(Dataset rows describing interfaces)
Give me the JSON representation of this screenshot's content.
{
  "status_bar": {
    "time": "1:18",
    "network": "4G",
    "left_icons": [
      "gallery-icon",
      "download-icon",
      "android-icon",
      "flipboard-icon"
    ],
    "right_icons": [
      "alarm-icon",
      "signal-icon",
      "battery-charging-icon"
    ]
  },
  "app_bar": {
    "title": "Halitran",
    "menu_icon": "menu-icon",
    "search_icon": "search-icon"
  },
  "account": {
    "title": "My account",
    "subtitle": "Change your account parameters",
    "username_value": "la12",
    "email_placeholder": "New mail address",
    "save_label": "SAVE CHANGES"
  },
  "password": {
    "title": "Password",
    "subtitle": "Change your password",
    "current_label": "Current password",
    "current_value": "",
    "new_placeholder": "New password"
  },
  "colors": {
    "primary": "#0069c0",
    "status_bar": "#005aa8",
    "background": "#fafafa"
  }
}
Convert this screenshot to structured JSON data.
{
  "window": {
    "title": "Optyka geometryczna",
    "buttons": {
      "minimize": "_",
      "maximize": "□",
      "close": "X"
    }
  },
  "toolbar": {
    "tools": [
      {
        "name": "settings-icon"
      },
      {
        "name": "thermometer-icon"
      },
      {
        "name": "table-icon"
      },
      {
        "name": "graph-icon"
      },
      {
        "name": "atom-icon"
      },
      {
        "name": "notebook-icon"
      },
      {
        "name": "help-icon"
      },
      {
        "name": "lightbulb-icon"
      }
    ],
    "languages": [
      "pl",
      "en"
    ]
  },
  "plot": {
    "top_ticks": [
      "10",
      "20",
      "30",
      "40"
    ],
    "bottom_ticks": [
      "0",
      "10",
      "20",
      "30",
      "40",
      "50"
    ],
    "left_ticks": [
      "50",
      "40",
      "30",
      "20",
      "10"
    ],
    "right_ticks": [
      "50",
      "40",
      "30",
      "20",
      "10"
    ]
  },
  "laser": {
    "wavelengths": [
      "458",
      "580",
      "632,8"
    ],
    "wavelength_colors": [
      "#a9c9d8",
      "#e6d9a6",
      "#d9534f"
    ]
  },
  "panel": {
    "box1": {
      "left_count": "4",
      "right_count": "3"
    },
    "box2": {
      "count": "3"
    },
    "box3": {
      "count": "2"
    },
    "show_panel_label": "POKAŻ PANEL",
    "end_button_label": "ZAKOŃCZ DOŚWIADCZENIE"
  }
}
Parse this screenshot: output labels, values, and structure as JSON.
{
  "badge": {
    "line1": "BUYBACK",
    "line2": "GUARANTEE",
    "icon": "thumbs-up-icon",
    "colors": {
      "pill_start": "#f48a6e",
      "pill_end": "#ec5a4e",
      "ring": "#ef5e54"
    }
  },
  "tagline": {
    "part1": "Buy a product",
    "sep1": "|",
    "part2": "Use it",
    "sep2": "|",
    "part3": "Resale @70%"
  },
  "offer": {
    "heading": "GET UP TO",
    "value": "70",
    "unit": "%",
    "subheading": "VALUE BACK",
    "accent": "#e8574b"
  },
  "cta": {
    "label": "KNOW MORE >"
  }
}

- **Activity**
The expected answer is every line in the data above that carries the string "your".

- **Response for this exercise**
    "subtitle": "Change your account parameters",
    "subtitle": "Change your password",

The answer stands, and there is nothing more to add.